The law enforcement in China, as most government agencies, used to have unquestionable authority. This is common in a society under authoritarian rule. but in China, obeying authorities is also expected in the culture dominated by Confucian teaching for centuries.
This is no longer true nowadays. Many Chinese are not afraid to publicly express their opinions or even challenge public policies and the practices of the law enforcement and government agencies. The legality of Guangzhou police force’s stops-and-frisks practice, for instance, has been challenged by the public online as, if not illegal, at least inappropriate.
“Without a complete legal system in place to restrict (the police’s) power, citizens’ rights can be infringed,” as a reader of Nanfang Zhoumo points out. “Why should citizens sacrifice their rights for public security?” s/he asks, adding “is this evidence that the law enforcement is ineffective or an excuse of expanding their power?” A reader agrees with her/him, insisting that “there has to be an effective legal system to guard against the abuse of power.”
Of course, nobody is against public security. In fact, those who support stops and frisks make their point clear that citizens bear the responsibility to cooperate with the police force because their goal is to protect the public. However, many critics of stops and frisks point out that the ambiguity of the policy in terms of the specifics of “public security” and the lack of protocol undermine the claimed vague purpose of ensuring public security.

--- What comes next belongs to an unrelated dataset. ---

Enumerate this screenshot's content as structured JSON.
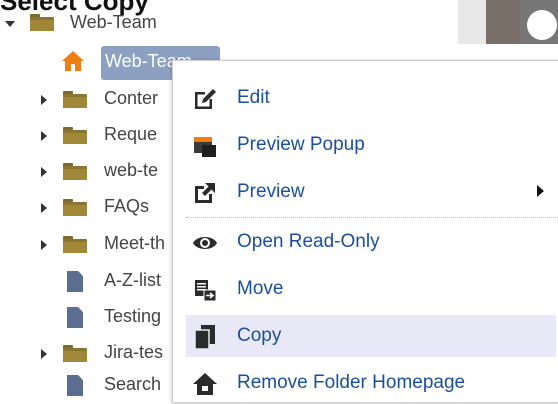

Besides, the police have never explained clearly why it is necessary to start this practice now.
Indeed, although the Guangzhou police have repeatedly reassured the public that their officers would only stop those who look or act “suspiciously,” they have never specified what exactly constitutes looking and/or acting “suspiciously.” The police’s actions, it seems, are solely based on arbitrary judgment which can open up opportunities for abuse of power and discrimination.
“What is ‘looking and acting suspiciously’?” a reader asks, and then adds, “we see abuse of power quite frequently nowadays; he who has a mind to beat his dog will easily find his stick.”

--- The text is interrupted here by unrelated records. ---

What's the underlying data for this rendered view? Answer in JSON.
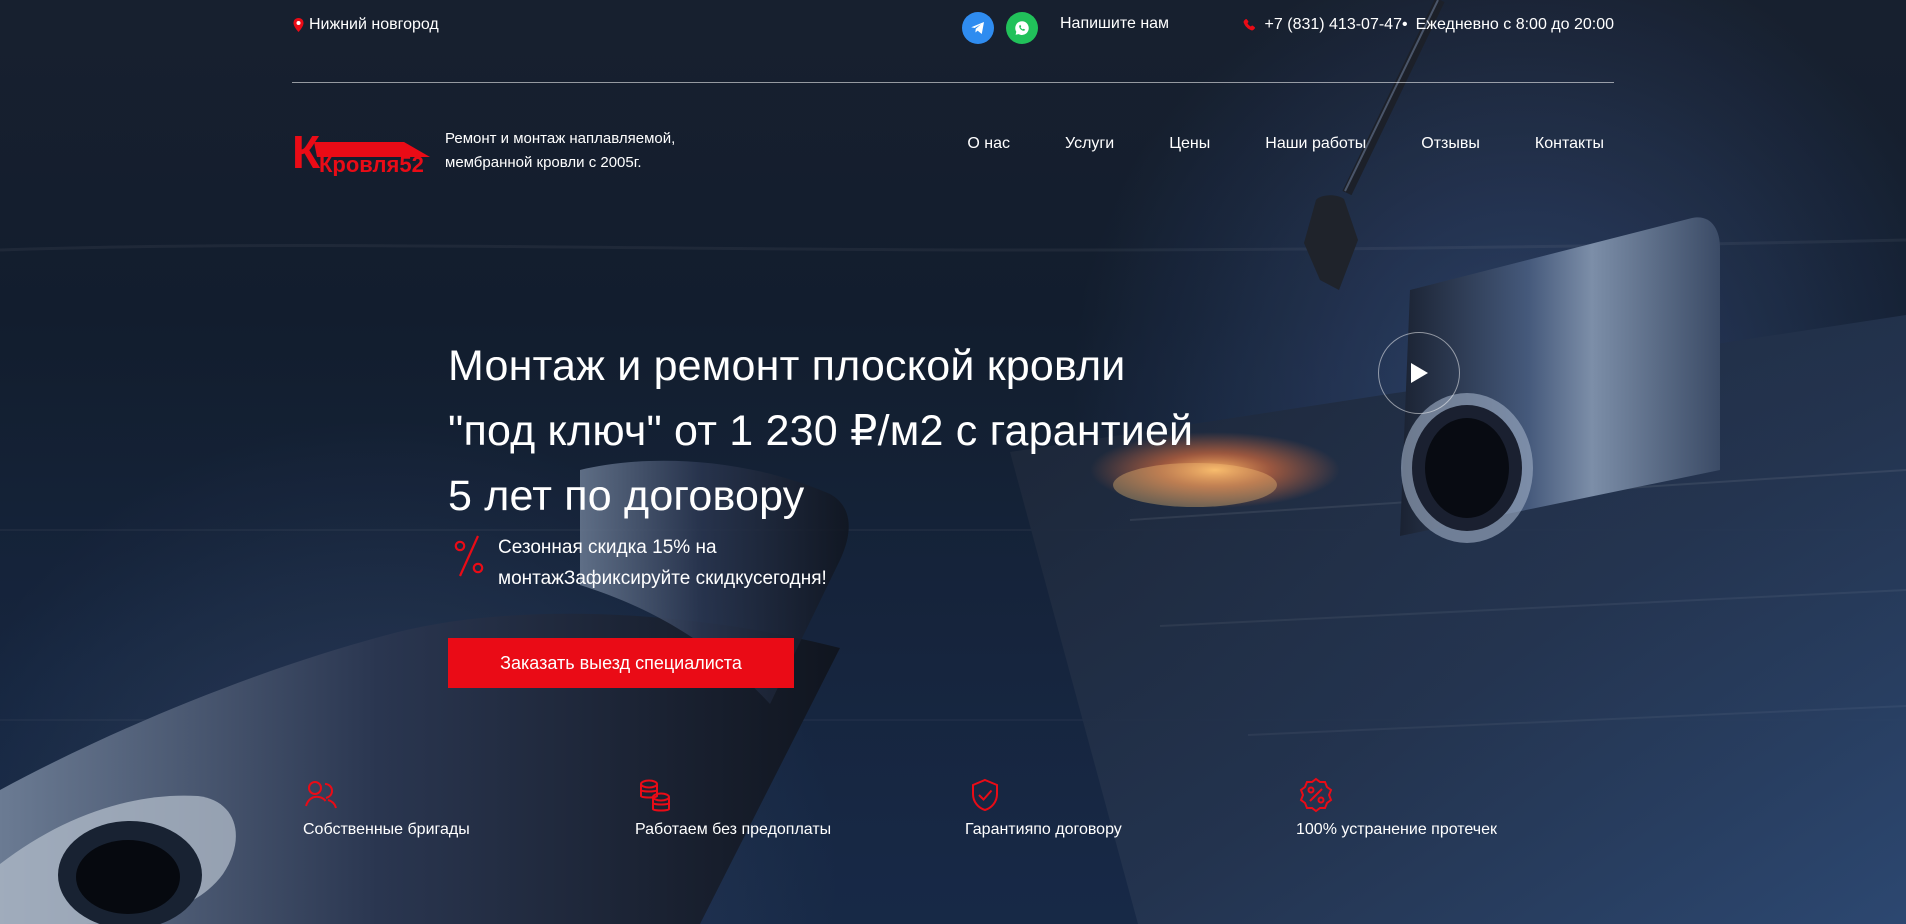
{
  "topbar": {
    "city": "Нижний новгород",
    "message_label": "Напишите нам",
    "phone": "+7 (831) 413-07-47•",
    "hours": "Ежедневно с 8:00 до 20:00"
  },
  "branding": {
    "logo_text": "Кровля52",
    "tagline": "Ремонт и монтаж наплавляемой, мембранной кровли с 2005г."
  },
  "nav": {
    "items": [
      {
        "label": "О нас"
      },
      {
        "label": "Услуги"
      },
      {
        "label": "Цены"
      },
      {
        "label": "Наши работы"
      },
      {
        "label": "Отзывы"
      },
      {
        "label": "Контакты"
      }
    ]
  },
  "hero": {
    "title_line_1": "Монтаж и ремонт плоской кровли",
    "title_line_2": "\"под ключ\" от 1 230 ₽/м2 с гарантией",
    "title_line_3": "5 лет по договору",
    "promo_text": "Сезонная скидка 15% на монтажЗафиксируйте скидкусегодня!",
    "cta_label": "Заказать выезд специалиста"
  },
  "features": {
    "items": [
      {
        "label": "Собственные бригады",
        "icon": "people-icon"
      },
      {
        "label": "Работаем без предоплаты",
        "icon": "coins-icon"
      },
      {
        "label": "Гарантияпо договору",
        "icon": "shield-check-icon"
      },
      {
        "label": "100% устранение протечек",
        "icon": "percent-badge-icon"
      }
    ]
  },
  "colors": {
    "accent": "#ea0b16",
    "text": "#ffffff",
    "telegram": "#2f8cf0",
    "whatsapp": "#21c15a"
  }
}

“So somebody must be suspicious just because the police say so? Is this how citizens act as the masters (of the state)?” a reader also responds with suspicion.

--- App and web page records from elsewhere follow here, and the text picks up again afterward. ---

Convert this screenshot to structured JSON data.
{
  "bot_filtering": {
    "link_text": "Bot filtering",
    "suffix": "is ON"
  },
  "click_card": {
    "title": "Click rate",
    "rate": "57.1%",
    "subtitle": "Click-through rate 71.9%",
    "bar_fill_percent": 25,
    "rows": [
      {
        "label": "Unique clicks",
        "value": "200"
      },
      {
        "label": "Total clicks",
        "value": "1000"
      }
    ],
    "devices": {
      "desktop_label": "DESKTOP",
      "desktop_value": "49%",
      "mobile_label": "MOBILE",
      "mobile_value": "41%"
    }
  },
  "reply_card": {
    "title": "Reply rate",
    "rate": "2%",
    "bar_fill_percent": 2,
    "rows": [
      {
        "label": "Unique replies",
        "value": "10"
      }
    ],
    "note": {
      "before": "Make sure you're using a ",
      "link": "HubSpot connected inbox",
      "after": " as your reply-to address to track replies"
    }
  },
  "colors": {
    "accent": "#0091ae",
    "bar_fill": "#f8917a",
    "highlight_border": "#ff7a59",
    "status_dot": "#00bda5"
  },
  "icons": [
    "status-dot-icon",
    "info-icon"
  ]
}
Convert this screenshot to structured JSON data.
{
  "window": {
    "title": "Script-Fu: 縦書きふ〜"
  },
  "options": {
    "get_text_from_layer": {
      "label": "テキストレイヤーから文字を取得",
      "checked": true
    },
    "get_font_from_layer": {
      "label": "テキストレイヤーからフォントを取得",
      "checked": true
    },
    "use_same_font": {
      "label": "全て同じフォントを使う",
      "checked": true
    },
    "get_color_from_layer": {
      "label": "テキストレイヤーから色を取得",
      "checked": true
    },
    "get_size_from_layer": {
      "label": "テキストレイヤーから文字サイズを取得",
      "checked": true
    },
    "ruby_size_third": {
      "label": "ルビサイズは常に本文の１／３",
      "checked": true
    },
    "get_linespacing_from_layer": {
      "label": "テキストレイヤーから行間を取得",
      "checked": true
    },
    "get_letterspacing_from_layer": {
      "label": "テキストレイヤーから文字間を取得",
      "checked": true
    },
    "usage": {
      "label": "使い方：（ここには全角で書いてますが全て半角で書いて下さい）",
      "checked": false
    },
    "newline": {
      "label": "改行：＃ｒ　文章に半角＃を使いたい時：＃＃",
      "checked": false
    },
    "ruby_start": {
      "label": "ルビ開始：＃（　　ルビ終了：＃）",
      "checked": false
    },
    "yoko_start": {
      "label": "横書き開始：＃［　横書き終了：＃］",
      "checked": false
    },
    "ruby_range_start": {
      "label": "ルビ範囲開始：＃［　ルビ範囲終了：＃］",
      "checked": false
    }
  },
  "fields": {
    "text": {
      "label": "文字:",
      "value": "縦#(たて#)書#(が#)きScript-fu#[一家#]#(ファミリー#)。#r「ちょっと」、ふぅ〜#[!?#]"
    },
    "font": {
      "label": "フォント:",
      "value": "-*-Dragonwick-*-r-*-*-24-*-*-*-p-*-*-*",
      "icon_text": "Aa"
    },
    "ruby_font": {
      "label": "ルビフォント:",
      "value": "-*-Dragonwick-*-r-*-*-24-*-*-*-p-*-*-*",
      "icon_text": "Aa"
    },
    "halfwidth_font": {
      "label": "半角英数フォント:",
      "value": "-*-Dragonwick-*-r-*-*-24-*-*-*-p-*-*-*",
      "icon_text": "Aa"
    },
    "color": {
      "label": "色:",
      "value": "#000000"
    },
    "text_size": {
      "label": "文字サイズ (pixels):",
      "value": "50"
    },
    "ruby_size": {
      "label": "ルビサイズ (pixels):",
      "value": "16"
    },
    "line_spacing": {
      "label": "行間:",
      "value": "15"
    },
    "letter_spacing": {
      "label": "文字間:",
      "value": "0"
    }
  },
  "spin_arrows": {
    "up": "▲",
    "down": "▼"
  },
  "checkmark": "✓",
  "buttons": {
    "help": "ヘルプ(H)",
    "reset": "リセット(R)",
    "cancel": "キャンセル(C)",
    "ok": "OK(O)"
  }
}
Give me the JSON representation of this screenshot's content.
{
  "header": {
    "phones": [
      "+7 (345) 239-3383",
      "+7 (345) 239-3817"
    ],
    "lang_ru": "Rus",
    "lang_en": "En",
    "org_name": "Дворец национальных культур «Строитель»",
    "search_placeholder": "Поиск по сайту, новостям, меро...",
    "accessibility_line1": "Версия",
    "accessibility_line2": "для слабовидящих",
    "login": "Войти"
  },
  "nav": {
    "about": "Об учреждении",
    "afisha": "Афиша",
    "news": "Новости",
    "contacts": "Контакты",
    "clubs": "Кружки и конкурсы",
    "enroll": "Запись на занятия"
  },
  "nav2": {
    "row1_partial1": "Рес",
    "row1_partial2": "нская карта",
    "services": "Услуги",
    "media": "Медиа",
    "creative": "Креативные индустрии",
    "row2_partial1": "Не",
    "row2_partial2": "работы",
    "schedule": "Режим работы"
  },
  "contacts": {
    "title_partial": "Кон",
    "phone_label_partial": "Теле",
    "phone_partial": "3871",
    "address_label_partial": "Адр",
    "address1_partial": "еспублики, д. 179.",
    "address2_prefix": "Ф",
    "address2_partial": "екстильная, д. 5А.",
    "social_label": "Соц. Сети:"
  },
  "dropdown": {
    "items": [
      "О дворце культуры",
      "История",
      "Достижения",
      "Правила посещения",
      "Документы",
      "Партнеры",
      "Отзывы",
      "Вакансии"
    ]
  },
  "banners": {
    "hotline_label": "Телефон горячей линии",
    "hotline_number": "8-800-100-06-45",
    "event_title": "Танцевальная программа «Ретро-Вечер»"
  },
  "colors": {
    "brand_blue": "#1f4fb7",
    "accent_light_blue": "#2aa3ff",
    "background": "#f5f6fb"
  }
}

Many people are also unhappy about the fact that police officers are not even required to show their credentials to stop or search somebody as long as they wear a uniform. “Even if citizens are willing to cooperate, the police officers must show their papers before they interrogate and search anybody,” a reader writes.
The unpopularity of the practice surely reflects the public’s cynicism in the law enforcement, whose enforcement of laws is often arbitrary. Many Chinese nowadays simply do not trust the police force to be fair and just. “I don’t like this practice; if you offend an officer personally, you’ll be in big trouble,” a reader writes. Relating to his/her personal experience, a reader complains: “The police are like bosses; I’ve been stopped and I wasn’t happy!”
Perhaps the most worrisome implication of stops and frisks is that as part of the police routine, they may indicate the government’s tighter control of its people in the name of public security (although public security has always been used as a rationale for the violation of civil rights and political oppression in China). “That sounds like the secret service,” as a reader comments.
Despite the public complaints, the practice continues to be part of Guangzhou police’s daily routine. That’s basically how things are these days in China. People can rant almost however they want behind their computer screens, but making things to change in reality is still a very difficult task.
It could get worse. “Is this going to extend to the whole country? Scary!” worried, a reader asks. Well, s/he can rest assured to see stops and frisks in other Chinese cities under clearly stated policies or otherwise. Beijing police, for example, have been randomly checking people’s National Residential IDs for years. Those who do not have a Beijing Residential ID or a temporary residential permit to live in Beijing can be “deported” from the capital.
So, people in Guangzhou should feel fortunate, for as long as they have their Residential IDs ready, or if they can recite their ID numbers, addresses, and other personal information without a blink of an eye upon the police’s requests, they are completely free. In a police state, “everyone is a suspect,” to use a reader’s words, unless you can prove your innocence, which you surely can, can’t you?